Angry Legos Becoming More Common

A recent review of Lego mini-figures by a New Zealand researcher has found they are getting angrier with each passing year.

A Lego mini-figure is a small plastic articulated figurine available as part of the Lego series or themed kit, produced by Danish toy manufacturer the Lego Group. Over 3.7 billion have been produced since their inception in 1978.

Mini-figures have appeared in a variety of media, including movies and video games such as “Lego: Star Wars.” But typically the figures are found within a Lego series.

While some are meant to represent specific characters – licensed from film franchises like Star Wars and Lord of the Rings – many are unnamed and are designed simply to fit within a certain theme such as police officers, astronauts, and pirates, but the company also produces series with warrior women and revolutionary soldiers.

But according to Dr. Christoph Bartneck of the University of Canterbury the number of happy expressions on Lego mini-figures is on the decline – in contrast, the number of angry faces are increasing.
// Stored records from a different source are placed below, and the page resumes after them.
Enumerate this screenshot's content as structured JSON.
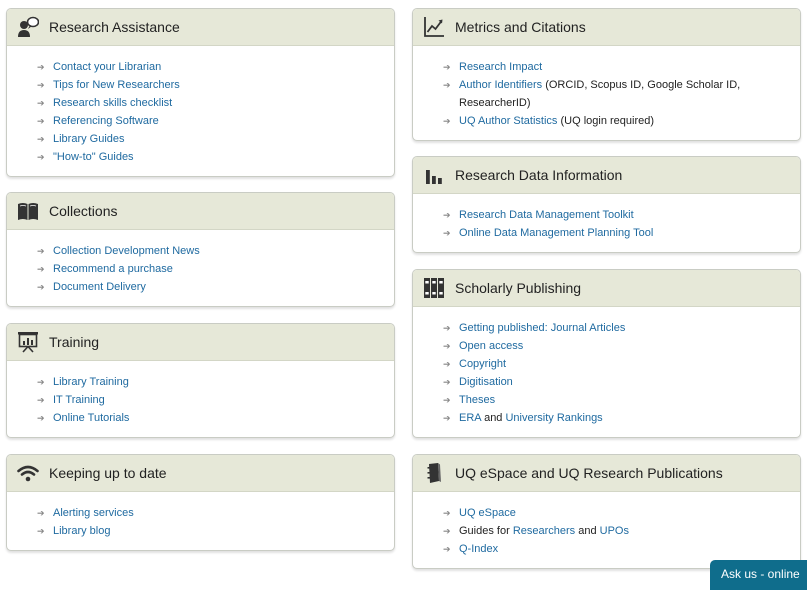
{
  "left": {
    "research_assistance": {
      "title": "Research Assistance",
      "icon": "user-speech-icon",
      "links": [
        "Contact your Librarian",
        "Tips for New Researchers",
        "Research skills checklist",
        "Referencing Software",
        "Library Guides",
        "\"How-to\" Guides"
      ]
    },
    "collections": {
      "title": "Collections",
      "icon": "book-icon",
      "links": [
        "Collection Development News",
        "Recommend a purchase",
        "Document Delivery"
      ]
    },
    "training": {
      "title": "Training",
      "icon": "presentation-icon",
      "links": [
        "Library Training",
        "IT Training",
        "Online Tutorials"
      ]
    },
    "keeping_up": {
      "title": "Keeping up to date",
      "icon": "wifi-icon",
      "links": [
        "Alerting services",
        "Library blog"
      ]
    }
  },
  "right": {
    "metrics": {
      "title": "Metrics and Citations",
      "icon": "line-chart-icon",
      "items": [
        {
          "link": "Research Impact",
          "text": ""
        },
        {
          "link": "Author Identifiers",
          "text": " (ORCID, Scopus ID, Google Scholar ID, ResearcherID)"
        },
        {
          "link": "UQ Author Statistics",
          "text": " (UQ login required)"
        }
      ]
    },
    "research_data": {
      "title": "Research Data Information",
      "icon": "bar-chart-icon",
      "links": [
        "Research Data Management Toolkit",
        "Online Data Management Planning Tool"
      ]
    },
    "scholarly": {
      "title": "Scholarly Publishing",
      "icon": "binders-icon",
      "links": [
        "Getting published: Journal Articles",
        "Open access",
        "Copyright",
        "Digitisation",
        "Theses"
      ],
      "era": {
        "link1": "ERA",
        "and": " and ",
        "link2": "University Rankings"
      }
    },
    "espace": {
      "title": "UQ eSpace and UQ Research Publications",
      "icon": "phone-book-icon",
      "espace_link": "UQ eSpace",
      "guides": {
        "prefix": "Guides for ",
        "link1": "Researchers",
        "and": " and ",
        "link2": "UPOs"
      },
      "qindex": "Q-Index"
    }
  },
  "chat": {
    "label": "Ask us - online"
  },
  "colors": {
    "header_bg": "#e6e8d8",
    "link": "#1f6aa0",
    "chat_bg": "#0f6d8c"
  }
}
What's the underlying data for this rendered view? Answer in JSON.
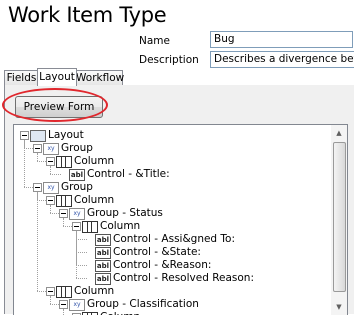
{
  "window": {
    "title": "Work Item Type"
  },
  "form": {
    "name_label": "Name",
    "name_value": "Bug",
    "description_label": "Description",
    "description_value": "Describes a divergence between re"
  },
  "tabs": [
    {
      "label": "Fields",
      "active": false
    },
    {
      "label": "Layout",
      "active": true
    },
    {
      "label": "Workflow",
      "active": false
    }
  ],
  "preview_button": {
    "label": "Preview Form"
  },
  "annotation": {
    "color": "#e0272d"
  },
  "icons": {
    "layout": "layout-icon",
    "group": "group-icon",
    "column": "column-icon",
    "control": "control-icon",
    "control_glyph": "abl",
    "group_glyph": "xy"
  },
  "tree": [
    {
      "label": "Layout",
      "type": "layout",
      "level": 0,
      "expandable": true
    },
    {
      "label": "Group",
      "type": "group",
      "level": 1,
      "expandable": true
    },
    {
      "label": "Column",
      "type": "column",
      "level": 2,
      "expandable": true
    },
    {
      "label": "Control - &Title:",
      "type": "control",
      "level": 3,
      "expandable": false
    },
    {
      "label": "Group",
      "type": "group",
      "level": 1,
      "expandable": true
    },
    {
      "label": "Column",
      "type": "column",
      "level": 2,
      "expandable": true
    },
    {
      "label": "Group - Status",
      "type": "group",
      "level": 3,
      "expandable": true
    },
    {
      "label": "Column",
      "type": "column",
      "level": 4,
      "expandable": true
    },
    {
      "label": "Control - Assi&gned To:",
      "type": "control",
      "level": 5,
      "expandable": false
    },
    {
      "label": "Control - &State:",
      "type": "control",
      "level": 5,
      "expandable": false
    },
    {
      "label": "Control - &Reason:",
      "type": "control",
      "level": 5,
      "expandable": false
    },
    {
      "label": "Control - Resolved Reason:",
      "type": "control",
      "level": 5,
      "expandable": false
    },
    {
      "label": "Column",
      "type": "column",
      "level": 2,
      "expandable": true
    },
    {
      "label": "Group - Classification",
      "type": "group",
      "level": 3,
      "expandable": true
    },
    {
      "label": "Column",
      "type": "column",
      "level": 4,
      "expandable": true
    }
  ]
}
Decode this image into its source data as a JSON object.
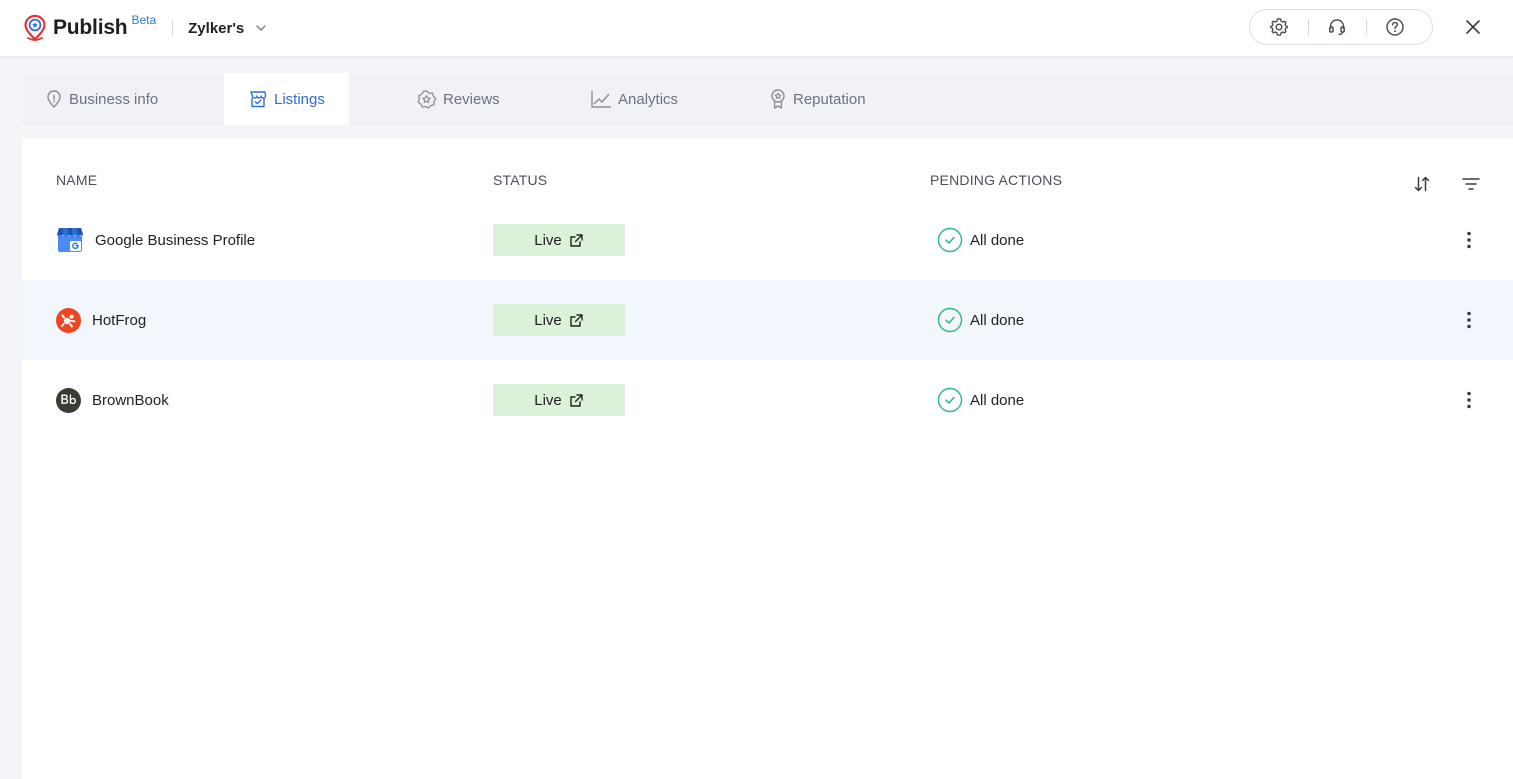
{
  "app": {
    "name": "Publish",
    "badge": "Beta",
    "organization": "Zylker's"
  },
  "header_tools": [
    {
      "icon": "gear-icon"
    },
    {
      "icon": "headset-icon"
    },
    {
      "icon": "help-icon"
    }
  ],
  "tabs": [
    {
      "label": "Business info",
      "icon": "location-pin-icon",
      "active": false
    },
    {
      "label": "Listings",
      "icon": "storefront-icon",
      "active": true
    },
    {
      "label": "Reviews",
      "icon": "star-badge-icon",
      "active": false
    },
    {
      "label": "Analytics",
      "icon": "line-chart-icon",
      "active": false
    },
    {
      "label": "Reputation",
      "icon": "award-icon",
      "active": false
    }
  ],
  "table": {
    "columns": [
      "NAME",
      "STATUS",
      "PENDING ACTIONS"
    ],
    "rows": [
      {
        "name": "Google Business Profile",
        "logo": "google-business-logo",
        "status": "Live",
        "pending": "All done"
      },
      {
        "name": "HotFrog",
        "logo": "hotfrog-logo",
        "status": "Live",
        "pending": "All done"
      },
      {
        "name": "BrownBook",
        "logo": "brownbook-logo",
        "status": "Live",
        "pending": "All done"
      }
    ]
  },
  "colors": {
    "accent": "#2d6fd2",
    "live_bg": "#dcf1da",
    "done_green": "#2fb58a",
    "row_highlight": "#f2f6fd",
    "brand_red": "#e0343c"
  }
}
A greater variety among the characters has been regularly introduced every year since the 90s – but anger seems to be the more popular expression plastered over their tiny plastic faces.

Dr. Bartneck, who has studied 6,000 Lego mini-figures, and will present a paper on his findings at the First International Conference on Human-Agent Interaction in Sapporo, Japan starting August 7, finds this trend unsettling.

The UC’s HIT Lab Acting Director is simply concerned how the move from only positive faces to an increasing number of negative faces, armed with compatible mini-weapons, influences child play.

“It is important to study how to create appropriate expressions and how these expressions are perceived by the users. Children’s toys and how they are perceived can have a significant impact on children,’’ Dr. Bartneck says.

Dr. Bartneck says the themes are becoming more about conflict – the battle between good and evil – a good force struggling against a villainous one, branding more and more characters with either strife or smugness.